It was the second event of this year’s FINA World Championships for The Federated States of Micronesia’s youngest competitor, Kaleo Kihleng. The fifteen-year-old started impressively with a reaction time of 0.65 seconds, entering the water first in his Heat. Starting in the Lane 6, Kihleng finished the first heat with a time of 1:01.71.
Relfecting on the race, he stated; “I felt I could’ve done a lot better”. I don’t think I was ready for it”. An understandable reaction having competed in only his first ever World Championships.
The 50m Backstroke was the first event and Evelina Afoa of Samoa lined up alongside two other Oceania swimmers from the Marshall Islands and Federated States of Micronesia.

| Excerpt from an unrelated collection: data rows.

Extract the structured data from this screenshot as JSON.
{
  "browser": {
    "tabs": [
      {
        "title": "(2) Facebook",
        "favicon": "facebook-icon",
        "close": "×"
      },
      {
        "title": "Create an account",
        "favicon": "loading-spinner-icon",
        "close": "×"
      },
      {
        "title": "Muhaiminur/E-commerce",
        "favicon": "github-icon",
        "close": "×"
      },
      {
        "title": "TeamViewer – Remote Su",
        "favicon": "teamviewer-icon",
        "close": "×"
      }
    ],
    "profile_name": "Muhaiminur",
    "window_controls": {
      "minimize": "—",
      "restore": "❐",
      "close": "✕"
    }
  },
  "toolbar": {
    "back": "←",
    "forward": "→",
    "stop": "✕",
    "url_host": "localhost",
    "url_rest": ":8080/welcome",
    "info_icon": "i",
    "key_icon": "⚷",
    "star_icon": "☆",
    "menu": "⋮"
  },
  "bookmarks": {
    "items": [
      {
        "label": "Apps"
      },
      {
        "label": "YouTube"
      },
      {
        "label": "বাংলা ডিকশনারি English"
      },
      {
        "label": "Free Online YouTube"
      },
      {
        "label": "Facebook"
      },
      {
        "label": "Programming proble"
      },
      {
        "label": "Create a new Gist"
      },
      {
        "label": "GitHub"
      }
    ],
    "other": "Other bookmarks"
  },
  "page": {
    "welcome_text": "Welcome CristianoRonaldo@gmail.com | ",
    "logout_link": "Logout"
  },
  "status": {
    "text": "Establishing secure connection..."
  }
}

Evelina was seeking her second personal best and national record in just three days having set a new mark in the 100m Backstroke. In the end, she was just 0.07 seconds outside the record finishing in 31.74 seconds.
For someone who holds multiple national records and sets her standards admirably high she was a little frustrated afterwards at narrowly missing out,
“It was alright, my start was pretty good but I could feel myself slowing down. I can’t be too disappointed, I’m pretty happy overall with my performance this week.”
She has now finished competing at these championships and although the disappointment of the 50m was understandably uppermost in her mind, she remained positive,
“This week has been quite good, I would have liked to have PB’d in the 50m but I went close to my time, so I’m not too disappointed. I’m happy with my 100m so I’ve just got some things I can take away and look to improve which is good. It’s been so much fun and such a great experience, I’ve really, really enjoyed it.”
Takumi Sugie of the Northern Marianas came into these championships in fine form having picked up three national records at the recent Pacific Games in Port Moresby.
One of those personal bests included the 100m Freestyle in which he recorded 59.95 seconds. Here, at the Kazan Arena, on day 4, he was aiming to reduce that time. Unfortunately, it was not to be for the 17 year old as he completed the two – length event in 1 minute 00.23 seconds.
“ I didn’t really get a good start and first 50m, but I had a good finish though,” remarked the 17 year old from the Northern Marianas.
This article was produced by Mike Marron of The Reporters' Academy, a media production company run by young people, tasked with the mission of telling the stories of Oceania's swimmers at the World Championships in Kazan. The Reporters' Academy is integrated into the world of media, education and employment, dedicated to changing the lives of young people across Oceania and the UK.